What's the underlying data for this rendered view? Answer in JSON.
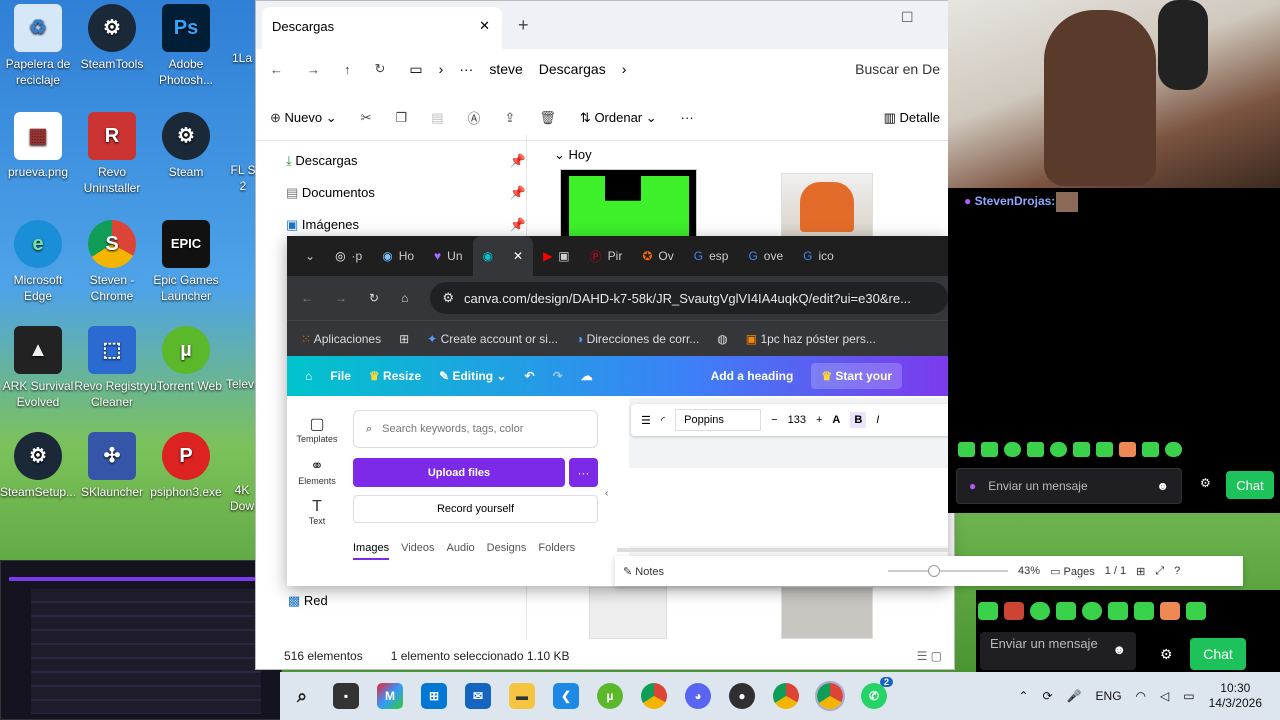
{
  "desktop": {
    "icons": [
      "Papelera de reciclaje",
      "SteamTools",
      "Adobe Photosh...",
      "prueva.png",
      "Revo Uninstaller",
      "Steam",
      "Microsoft Edge",
      "Steven - Chrome",
      "Epic Games Launcher",
      "ARK Survival Evolved",
      "Revo Registry Cleaner",
      "uTorrent Web",
      "SteamSetup...",
      "SKlauncher",
      "psiphon3.exe"
    ],
    "partial": [
      "1La",
      "FL S 2",
      "Televi",
      "4K Dow"
    ]
  },
  "explorer": {
    "tab_title": "Descargas",
    "new_tab": "+",
    "breadcrumb": [
      "steve",
      "Descargas"
    ],
    "search_placeholder": "Buscar en De",
    "new_label": "Nuevo",
    "sort_label": "Ordenar",
    "details_label": "Detalle",
    "nav": [
      "Descargas",
      "Documentos",
      "Imágenes",
      "Red"
    ],
    "group_today": "Hoy",
    "status_count": "516 elementos",
    "status_selected": "1 elemento seleccionado  1.10 KB"
  },
  "chrome": {
    "tabs": [
      "·p",
      "Ho",
      "Un",
      "",
      "Pir",
      "Ov",
      "esp",
      "ove",
      "ico"
    ],
    "url": "canva.com/design/DAHD-k7-58k/JR_SvautgVglVI4IA4uqkQ/edit?ui=e30&re...",
    "bookmarks": [
      "Aplicaciones",
      "Create account or si...",
      "Direcciones de corr...",
      "1pc haz póster pers..."
    ]
  },
  "canva": {
    "file": "File",
    "resize": "Resize",
    "editing": "Editing",
    "add_heading": "Add a heading",
    "start": "Start your",
    "side": [
      "Templates",
      "Elements",
      "Text"
    ],
    "search_placeholder": "Search keywords, tags, color",
    "upload": "Upload files",
    "record": "Record yourself",
    "media_tabs": [
      "Images",
      "Videos",
      "Audio",
      "Designs",
      "Folders"
    ],
    "font": "Poppins",
    "font_size": "133",
    "bold": "B",
    "italic": "I",
    "notes": "Notes",
    "zoom": "43%",
    "pages": "Pages",
    "page_count": "1 / 1"
  },
  "twitch": {
    "username": "StevenDrojas:",
    "placeholder": "Enviar un mensaje",
    "chat_button": "Chat",
    "placeholder2": "Enviar un mensaje",
    "chat_button2": "Chat"
  },
  "taskbar": {
    "lang": "ENG",
    "time": "10:30",
    "date": "14/3/2026",
    "badge": "2"
  }
}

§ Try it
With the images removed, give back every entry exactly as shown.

§ Solution to this task
What's the underlying data for this rendered view? Answer in JSON.
{
  "desktop": {
    "icons": [
      "Papelera de reciclaje",
      "SteamTools",
      "Adobe Photosh...",
      "prueva.png",
      "Revo Uninstaller",
      "Steam",
      "Microsoft Edge",
      "Steven - Chrome",
      "Epic Games Launcher",
      "ARK Survival Evolved",
      "Revo Registry Cleaner",
      "uTorrent Web",
      "SteamSetup...",
      "SKlauncher",
      "psiphon3.exe"
    ],
    "partial": [
      "1La",
      "FL S 2",
      "Televi",
      "4K Dow"
    ]
  },
  "explorer": {
    "tab_title": "Descargas",
    "new_tab": "+",
    "breadcrumb": [
      "steve",
      "Descargas"
    ],
    "search_placeholder": "Buscar en De",
    "new_label": "Nuevo",
    "sort_label": "Ordenar",
    "details_label": "Detalle",
    "nav": [
      "Descargas",
      "Documentos",
      "Imágenes",
      "Red"
    ],
    "group_today": "Hoy",
    "status_count": "516 elementos",
    "status_selected": "1 elemento seleccionado  1.10 KB"
  },
  "chrome": {
    "tabs": [
      "·p",
      "Ho",
      "Un",
      "",
      "Pir",
      "Ov",
      "esp",
      "ove",
      "ico"
    ],
    "url": "canva.com/design/DAHD-k7-58k/JR_SvautgVglVI4IA4uqkQ/edit?ui=e30&re...",
    "bookmarks": [
      "Aplicaciones",
      "Create account or si...",
      "Direcciones de corr...",
      "1pc haz póster pers..."
    ]
  },
  "canva": {
    "file": "File",
    "resize": "Resize",
    "editing": "Editing",
    "add_heading": "Add a heading",
    "start": "Start your",
    "side": [
      "Templates",
      "Elements",
      "Text"
    ],
    "search_placeholder": "Search keywords, tags, color",
    "upload": "Upload files",
    "record": "Record yourself",
    "media_tabs": [
      "Images",
      "Videos",
      "Audio",
      "Designs",
      "Folders"
    ],
    "font": "Poppins",
    "font_size": "133",
    "bold": "B",
    "italic": "I",
    "notes": "Notes",
    "zoom": "43%",
    "pages": "Pages",
    "page_count": "1 / 1"
  },
  "twitch": {
    "username": "StevenDrojas:",
    "placeholder": "Enviar un mensaje",
    "chat_button": "Chat",
    "placeholder2": "Enviar un mensaje",
    "chat_button2": "Chat"
  },
  "taskbar": {
    "lang": "ENG",
    "time": "10:30",
    "date": "14/3/2026",
    "badge": "2"
  }
}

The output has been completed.